This review, and probably the book reviewed, is a valuable history putting our current racist immigration policy into a long historical perspective.
Check out the Blue Wave Facebook page. What do you think of this?
By Timothy Snyder November 28, 2016
Housum Professor of History at Yale University, author of Black Earth: The Holocaust as History and Warning
Americans are no wiser than the Europeans who saw democracy yield to fascism, Nazism, or communism. Our one advantage is that we might learn from their experience. Now is a good time to do so. Here are twenty lessons from the twentieth century, adapted to the circumstances of today: Link to story on Quartz
Multimillionaire former President Barack Obama, 2017’s Kennedy prize winner, traveled all the way to Germany over the weekend in orderto scold what he called American health care “purists” who have the crazy nerve to challenge the status quo. He called the current battle between Congressional centrists, like Pelosi, and progressives like Alexandria Ocasio-Cortez and Pramila Jayapal a “circular firing squad.”
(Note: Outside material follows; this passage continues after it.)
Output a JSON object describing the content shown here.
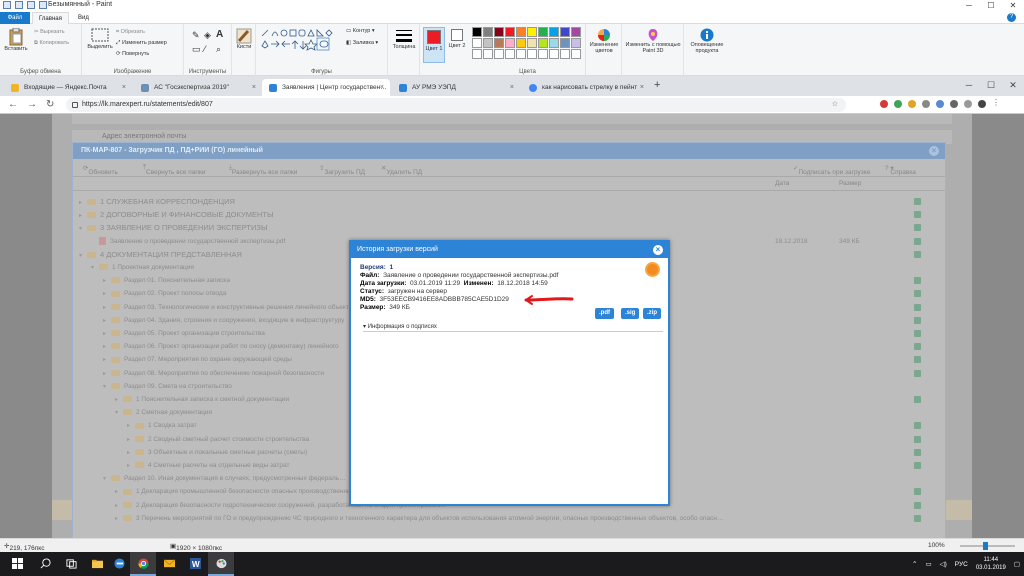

This is a deliberate mischaracterization on Obama’s part,because the centrists are the ones with the giant guns and the big corporate money, and the progressives are the underdogs with the$27 individual donations and the verbal slingshots. These two intraparty factions are as unequal as society itself. Obama refused to admit that the Circular Firing Squad within the Democratic Party is, in fact, a microcosm of the eternal Class War of the rich against the poor and working class. He instead framed the health insurance debate as a bunch of reckless extremists who unfairly attack the good, the rich, the wise, and the powerful.